→ **Task requirements**: Having found the line containing "Read all visible content and emit it as JSON." in the records below, copy that line and each later one exactly, dropping pictures.

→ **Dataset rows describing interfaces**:
BEGIN

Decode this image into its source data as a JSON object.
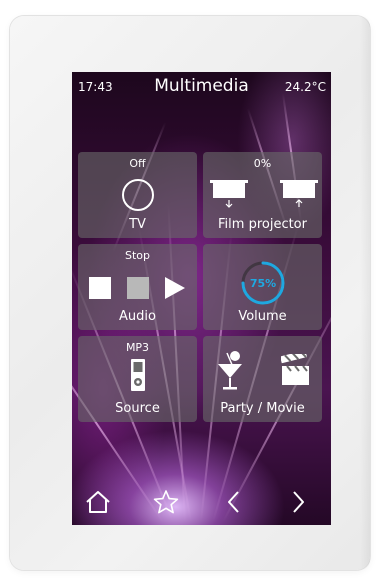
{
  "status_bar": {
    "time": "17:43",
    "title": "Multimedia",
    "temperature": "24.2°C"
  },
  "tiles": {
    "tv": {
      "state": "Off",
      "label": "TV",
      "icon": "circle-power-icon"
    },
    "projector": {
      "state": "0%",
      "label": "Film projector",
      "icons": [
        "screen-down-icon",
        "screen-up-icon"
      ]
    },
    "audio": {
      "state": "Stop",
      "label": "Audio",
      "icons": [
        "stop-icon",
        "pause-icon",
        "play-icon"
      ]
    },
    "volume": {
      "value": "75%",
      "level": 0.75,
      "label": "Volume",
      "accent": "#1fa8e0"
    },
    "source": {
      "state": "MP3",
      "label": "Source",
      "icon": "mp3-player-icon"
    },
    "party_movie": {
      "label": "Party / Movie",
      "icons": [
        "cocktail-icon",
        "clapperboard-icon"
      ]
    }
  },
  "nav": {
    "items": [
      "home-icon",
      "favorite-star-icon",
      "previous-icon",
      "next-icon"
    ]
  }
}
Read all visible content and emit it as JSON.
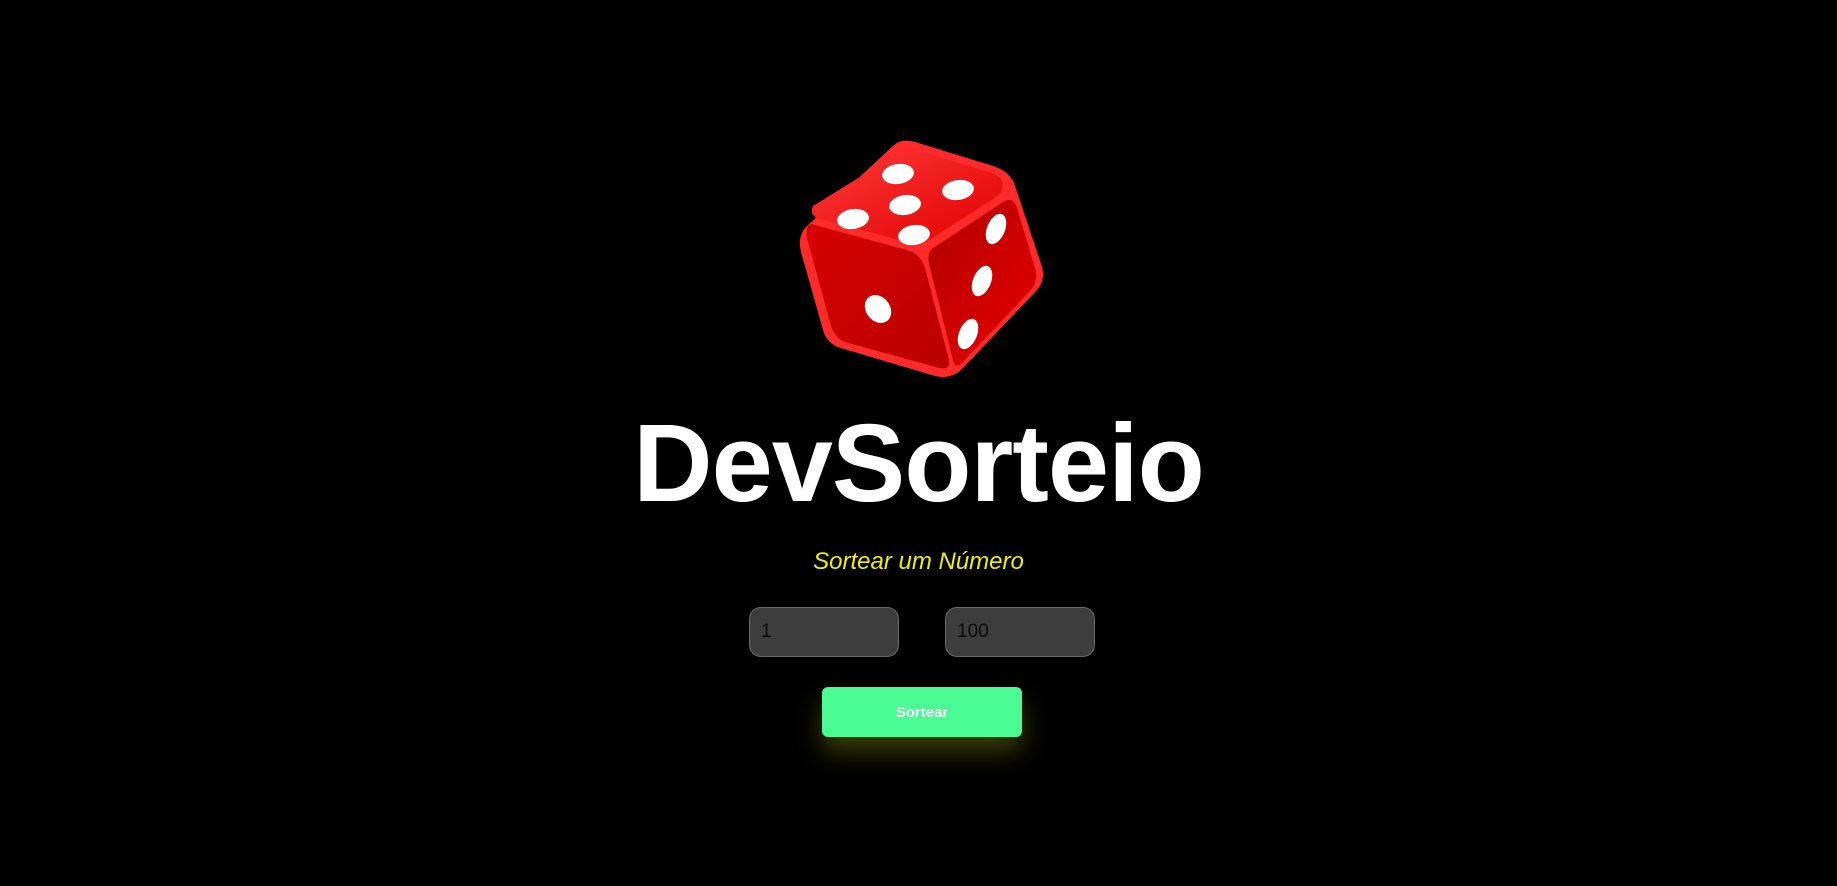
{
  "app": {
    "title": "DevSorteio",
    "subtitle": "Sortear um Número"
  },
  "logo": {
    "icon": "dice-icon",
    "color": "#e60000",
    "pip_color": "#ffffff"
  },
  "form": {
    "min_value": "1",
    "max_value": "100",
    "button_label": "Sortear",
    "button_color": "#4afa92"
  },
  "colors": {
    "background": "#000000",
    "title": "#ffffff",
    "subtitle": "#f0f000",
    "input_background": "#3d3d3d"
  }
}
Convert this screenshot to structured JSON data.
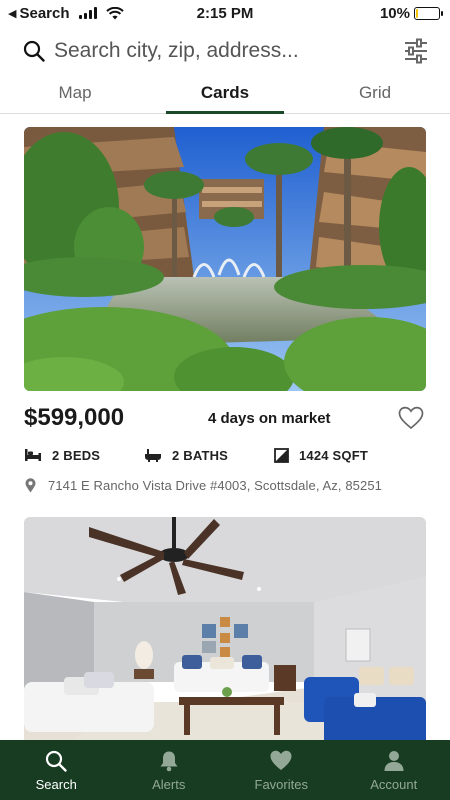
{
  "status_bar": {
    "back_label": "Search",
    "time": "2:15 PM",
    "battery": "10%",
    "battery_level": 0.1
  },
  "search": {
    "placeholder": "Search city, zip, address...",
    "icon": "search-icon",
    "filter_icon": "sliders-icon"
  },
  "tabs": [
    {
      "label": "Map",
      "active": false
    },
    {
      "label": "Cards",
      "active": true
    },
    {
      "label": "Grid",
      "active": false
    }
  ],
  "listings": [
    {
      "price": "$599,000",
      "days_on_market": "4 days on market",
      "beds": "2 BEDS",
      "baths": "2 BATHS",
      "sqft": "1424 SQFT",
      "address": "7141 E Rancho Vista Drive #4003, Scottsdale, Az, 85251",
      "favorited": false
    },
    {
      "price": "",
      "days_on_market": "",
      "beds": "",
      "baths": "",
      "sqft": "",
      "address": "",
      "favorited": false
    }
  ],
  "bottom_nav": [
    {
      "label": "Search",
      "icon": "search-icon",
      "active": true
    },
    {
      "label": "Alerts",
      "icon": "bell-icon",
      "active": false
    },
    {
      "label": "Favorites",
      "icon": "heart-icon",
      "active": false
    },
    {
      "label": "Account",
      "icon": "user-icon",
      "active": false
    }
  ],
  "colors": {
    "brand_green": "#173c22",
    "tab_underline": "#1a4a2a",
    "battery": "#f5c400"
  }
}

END

→ **Result**:
Read all visible content and emit it as JSON.
{
  "app": {
    "title": "DevSorteio",
    "subtitle": "Sortear um Número"
  },
  "logo": {
    "icon": "dice-icon",
    "color": "#e60000",
    "pip_color": "#ffffff"
  },
  "form": {
    "min_value": "1",
    "max_value": "100",
    "button_label": "Sortear",
    "button_color": "#4afa92"
  },
  "colors": {
    "background": "#000000",
    "title": "#ffffff",
    "subtitle": "#f0f000",
    "input_background": "#3d3d3d"
  }
}
Convert this screenshot to structured JSON data.
{
  "status_bar": {
    "back_label": "Search",
    "time": "2:15 PM",
    "battery": "10%",
    "battery_level": 0.1
  },
  "search": {
    "placeholder": "Search city, zip, address...",
    "icon": "search-icon",
    "filter_icon": "sliders-icon"
  },
  "tabs": [
    {
      "label": "Map",
      "active": false
    },
    {
      "label": "Cards",
      "active": true
    },
    {
      "label": "Grid",
      "active": false
    }
  ],
  "listings": [
    {
      "price": "$599,000",
      "days_on_market": "4 days on market",
      "beds": "2 BEDS",
      "baths": "2 BATHS",
      "sqft": "1424 SQFT",
      "address": "7141 E Rancho Vista Drive #4003, Scottsdale, Az, 85251",
      "favorited": false
    },
    {
      "price": "",
      "days_on_market": "",
      "beds": "",
      "baths": "",
      "sqft": "",
      "address": "",
      "favorited": false
    }
  ],
  "bottom_nav": [
    {
      "label": "Search",
      "icon": "search-icon",
      "active": true
    },
    {
      "label": "Alerts",
      "icon": "bell-icon",
      "active": false
    },
    {
      "label": "Favorites",
      "icon": "heart-icon",
      "active": false
    },
    {
      "label": "Account",
      "icon": "user-icon",
      "active": false
    }
  ],
  "colors": {
    "brand_green": "#173c22",
    "tab_underline": "#1a4a2a",
    "battery": "#f5c400"
  }
}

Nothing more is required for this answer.